■ **WHAT YOU HAVE TO DO**
Using the data below, gather each line that includes the word "icon".

[Stored data entries]
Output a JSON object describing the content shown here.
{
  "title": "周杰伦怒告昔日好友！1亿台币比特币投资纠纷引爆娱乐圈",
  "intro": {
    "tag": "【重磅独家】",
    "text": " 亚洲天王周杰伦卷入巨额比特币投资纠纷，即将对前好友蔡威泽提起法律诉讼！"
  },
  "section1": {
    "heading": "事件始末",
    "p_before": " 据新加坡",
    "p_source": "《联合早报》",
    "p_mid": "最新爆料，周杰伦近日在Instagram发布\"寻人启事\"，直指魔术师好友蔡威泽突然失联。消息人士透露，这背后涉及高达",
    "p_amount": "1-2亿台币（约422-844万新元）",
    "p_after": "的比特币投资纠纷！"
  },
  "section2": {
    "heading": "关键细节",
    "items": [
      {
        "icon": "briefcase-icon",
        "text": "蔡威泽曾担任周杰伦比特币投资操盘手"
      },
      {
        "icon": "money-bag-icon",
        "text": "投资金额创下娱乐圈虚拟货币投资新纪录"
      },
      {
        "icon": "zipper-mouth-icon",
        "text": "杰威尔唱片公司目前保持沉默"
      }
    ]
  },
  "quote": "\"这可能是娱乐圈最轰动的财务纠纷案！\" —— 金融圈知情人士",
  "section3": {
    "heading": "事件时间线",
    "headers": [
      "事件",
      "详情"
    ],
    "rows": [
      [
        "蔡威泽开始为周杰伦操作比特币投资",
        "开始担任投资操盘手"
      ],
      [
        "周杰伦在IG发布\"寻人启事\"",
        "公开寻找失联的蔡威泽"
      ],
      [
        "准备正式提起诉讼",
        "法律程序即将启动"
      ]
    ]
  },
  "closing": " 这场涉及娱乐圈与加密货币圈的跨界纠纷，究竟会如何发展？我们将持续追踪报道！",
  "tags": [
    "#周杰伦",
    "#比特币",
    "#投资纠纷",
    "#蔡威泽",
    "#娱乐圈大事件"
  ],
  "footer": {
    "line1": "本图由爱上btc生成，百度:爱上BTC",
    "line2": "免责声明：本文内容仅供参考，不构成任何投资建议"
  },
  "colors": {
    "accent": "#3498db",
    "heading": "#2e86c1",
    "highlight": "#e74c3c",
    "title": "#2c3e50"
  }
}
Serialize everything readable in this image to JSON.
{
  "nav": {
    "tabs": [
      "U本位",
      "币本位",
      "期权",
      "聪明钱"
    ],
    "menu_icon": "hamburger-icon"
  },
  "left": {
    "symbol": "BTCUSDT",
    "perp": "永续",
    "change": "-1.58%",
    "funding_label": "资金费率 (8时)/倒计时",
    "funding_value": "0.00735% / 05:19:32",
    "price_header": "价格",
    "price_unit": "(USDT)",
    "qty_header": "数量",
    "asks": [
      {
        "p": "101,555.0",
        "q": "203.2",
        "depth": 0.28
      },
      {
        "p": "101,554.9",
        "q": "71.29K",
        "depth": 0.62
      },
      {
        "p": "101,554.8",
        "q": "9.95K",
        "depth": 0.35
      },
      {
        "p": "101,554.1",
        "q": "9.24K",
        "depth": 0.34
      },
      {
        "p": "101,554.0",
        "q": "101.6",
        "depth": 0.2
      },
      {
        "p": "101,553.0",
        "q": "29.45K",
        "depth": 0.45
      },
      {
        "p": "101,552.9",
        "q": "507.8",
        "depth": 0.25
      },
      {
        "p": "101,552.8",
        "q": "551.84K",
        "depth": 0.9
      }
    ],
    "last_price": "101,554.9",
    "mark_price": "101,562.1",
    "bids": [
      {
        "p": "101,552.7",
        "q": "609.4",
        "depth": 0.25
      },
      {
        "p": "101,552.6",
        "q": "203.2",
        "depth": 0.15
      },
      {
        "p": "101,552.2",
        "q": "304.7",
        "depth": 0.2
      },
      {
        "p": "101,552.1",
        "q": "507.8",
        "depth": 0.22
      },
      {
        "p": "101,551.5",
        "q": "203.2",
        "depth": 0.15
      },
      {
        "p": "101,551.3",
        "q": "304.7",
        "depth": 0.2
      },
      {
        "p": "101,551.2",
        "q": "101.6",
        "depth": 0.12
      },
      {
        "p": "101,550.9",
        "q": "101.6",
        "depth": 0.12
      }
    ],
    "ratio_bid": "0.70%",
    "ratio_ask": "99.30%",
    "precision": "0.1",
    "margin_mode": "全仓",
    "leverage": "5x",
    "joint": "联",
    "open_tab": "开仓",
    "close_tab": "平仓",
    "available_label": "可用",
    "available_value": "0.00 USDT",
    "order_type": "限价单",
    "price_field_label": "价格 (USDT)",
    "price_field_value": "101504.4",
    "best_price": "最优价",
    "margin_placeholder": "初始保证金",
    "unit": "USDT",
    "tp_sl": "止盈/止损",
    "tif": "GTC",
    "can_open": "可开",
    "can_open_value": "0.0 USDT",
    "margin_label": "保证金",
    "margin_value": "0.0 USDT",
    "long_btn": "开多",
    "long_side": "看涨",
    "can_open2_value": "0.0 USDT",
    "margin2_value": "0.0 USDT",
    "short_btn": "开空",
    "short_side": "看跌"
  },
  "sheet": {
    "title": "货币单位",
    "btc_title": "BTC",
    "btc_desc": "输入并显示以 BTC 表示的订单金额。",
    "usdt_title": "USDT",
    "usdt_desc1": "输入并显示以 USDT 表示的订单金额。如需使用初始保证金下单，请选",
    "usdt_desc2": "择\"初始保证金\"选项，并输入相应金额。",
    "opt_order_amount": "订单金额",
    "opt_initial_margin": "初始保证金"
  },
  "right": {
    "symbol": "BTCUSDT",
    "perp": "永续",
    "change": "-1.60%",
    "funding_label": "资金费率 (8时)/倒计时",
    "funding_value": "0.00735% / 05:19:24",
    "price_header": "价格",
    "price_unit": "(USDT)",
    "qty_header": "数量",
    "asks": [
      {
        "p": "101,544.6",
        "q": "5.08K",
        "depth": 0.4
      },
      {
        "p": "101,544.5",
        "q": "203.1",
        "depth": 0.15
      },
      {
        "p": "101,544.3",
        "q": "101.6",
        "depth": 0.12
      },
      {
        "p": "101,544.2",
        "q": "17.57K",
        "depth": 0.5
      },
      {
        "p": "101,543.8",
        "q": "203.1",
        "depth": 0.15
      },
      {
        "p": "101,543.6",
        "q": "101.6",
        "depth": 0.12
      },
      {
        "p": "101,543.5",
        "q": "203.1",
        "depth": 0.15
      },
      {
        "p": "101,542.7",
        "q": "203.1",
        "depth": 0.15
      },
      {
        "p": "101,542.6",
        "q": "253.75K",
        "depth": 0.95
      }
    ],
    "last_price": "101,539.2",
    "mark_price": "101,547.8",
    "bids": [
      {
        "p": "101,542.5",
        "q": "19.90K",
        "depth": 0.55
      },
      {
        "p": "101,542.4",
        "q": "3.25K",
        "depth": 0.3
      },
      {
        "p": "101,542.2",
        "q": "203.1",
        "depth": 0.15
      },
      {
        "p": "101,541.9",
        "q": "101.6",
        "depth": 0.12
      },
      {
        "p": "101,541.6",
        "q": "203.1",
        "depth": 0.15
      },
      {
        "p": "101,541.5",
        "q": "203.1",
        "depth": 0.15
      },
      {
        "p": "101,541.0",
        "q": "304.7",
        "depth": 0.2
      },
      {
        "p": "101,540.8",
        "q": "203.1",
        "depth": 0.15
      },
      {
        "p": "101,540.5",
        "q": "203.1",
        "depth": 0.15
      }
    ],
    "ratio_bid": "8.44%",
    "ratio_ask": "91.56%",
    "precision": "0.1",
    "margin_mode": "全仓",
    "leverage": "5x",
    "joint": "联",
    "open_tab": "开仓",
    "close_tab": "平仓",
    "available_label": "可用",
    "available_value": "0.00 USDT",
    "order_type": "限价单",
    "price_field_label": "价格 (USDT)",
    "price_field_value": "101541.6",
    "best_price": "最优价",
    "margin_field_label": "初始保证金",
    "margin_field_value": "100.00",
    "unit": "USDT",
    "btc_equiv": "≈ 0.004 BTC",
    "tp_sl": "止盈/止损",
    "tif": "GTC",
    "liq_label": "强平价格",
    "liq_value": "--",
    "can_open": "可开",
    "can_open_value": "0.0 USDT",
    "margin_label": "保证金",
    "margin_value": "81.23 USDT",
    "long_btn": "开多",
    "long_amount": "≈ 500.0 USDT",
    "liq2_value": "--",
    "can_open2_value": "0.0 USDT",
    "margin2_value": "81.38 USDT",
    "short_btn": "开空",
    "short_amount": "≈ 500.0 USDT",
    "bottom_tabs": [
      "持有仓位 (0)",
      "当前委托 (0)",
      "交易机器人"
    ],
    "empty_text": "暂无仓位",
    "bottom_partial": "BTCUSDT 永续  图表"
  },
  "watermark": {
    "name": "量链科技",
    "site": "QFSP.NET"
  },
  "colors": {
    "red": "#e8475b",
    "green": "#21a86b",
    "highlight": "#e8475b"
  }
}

■ **EXERCISE ANSWER**
        "icon": "briefcase-icon",
        "icon": "money-bag-icon",
        "icon": "zipper-mouth-icon",
    "menu_icon": "hamburger-icon"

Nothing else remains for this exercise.